Turn Lansing upside down with your vote for Supreme Court justices
When the Legislature passes bad laws--as they have for the past 20 months--and politics trumps justice, it’s the Michigan Supreme Court who ultimately decides what's fair.
That's why it's important to vote for Supreme Court justices who will rely on the law--not politics to make their decisions.
MEA is recommending three candidates who stake their reputation on fairness for the Michigan Supreme Court: Wayne County Circuit Court Judge Connie Marie Kelley, Oakland County Judge Sheila Johnson and University of Michigan law professor Bridget Mary McCormack. All three were chosen for their work in protecting Michigan families and standing up to corporate special interests--something their opponents have failed to do.
Currently, the Supreme Court is made up of four justices nominated by Republicans and three nominated by Democrats. Three seats are up in the November election -- two Republican and one Democrat, who is retiring.
Kelley and McCormack will be facing incumbent Supreme Court Justice Stephen Markman and Oakland Circuit Court Judge Colleen O'Brien for eight-year terms. Johnson will face sitting Justice Brian Zahra who was originally appointed by Gov. Snyder to fill a vacancy. If elected, she will complete a term that ends in 2014.
The election of Supreme Court justices is technically a non-partisan race and will appear at the end of the Nov. 6 ballot -- yet another reason for MEA members to vote from the bottom of the ballot up in our efforts to turn Lansing upside down.
Judge Connie Marie Kelley has 27 years as a practicing attorney to support her candidacy as a Supreme Court justice. In Wayne County Circuit Court, Kelley has served in the Family division, ruling over cases involving divorce, custody and child support. She also sits in Domestic Violence Specialty Court and established a mentoring program for at-risk girls at Cody High School in Detroit.
Kelley believes the Supreme Court has forgotten that fair treatment under the law is entitled to all citizens. She is especially critical of the Court’s handling of fairness in the workplace issues.
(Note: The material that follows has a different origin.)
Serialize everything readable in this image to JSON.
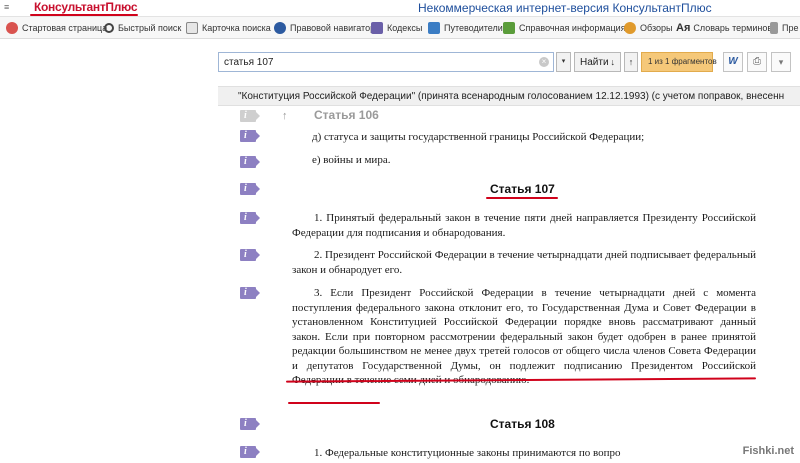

Bridget Mary McCormack has extensive experience with the law and the courts that will serve her and our state well on the Supreme Court. At the University of Michigan Law School, she is the associate dean of clinical affairs, working in such areas as domestic violence litigation and pediatric health advocacy. The clinics offer access to legal services to clients who couldn’t otherwise afford it.
McCormack is committed to the rule of law and expects to carry that philosophy to the Supreme Court if elected. She holds firmly to the idea that fairness trumps power.
Judge Johnson has worked as both a trial judge and in private practice as a lawyer. She has strong ties to the community and established a "Court in Schools" program where she conducts court sessions at local middle and high schools. Her goal is to deter students from criminal behavior and encourage them to pursue positive careers. She is also a community partner with Southfield Public Schools.
Johnson is a champion of individual rights--something she believes the current Supreme Court justices have lost sight of. "The Court has misplaced priorities. It has put campaign donors and special interests first and has continually put children and families at a distance second if not last."
If lawmakers continue their anti-worker agenda, we’ll need a Supreme Court that understands being fair is more important than being powerful. If the Supreme Court continues to make decisions about our future, we need to support Kelley, McCormack and Johnson for the Supreme Court.
Turn Lansing upside down on Nov. 6 -- vote from the bottom up.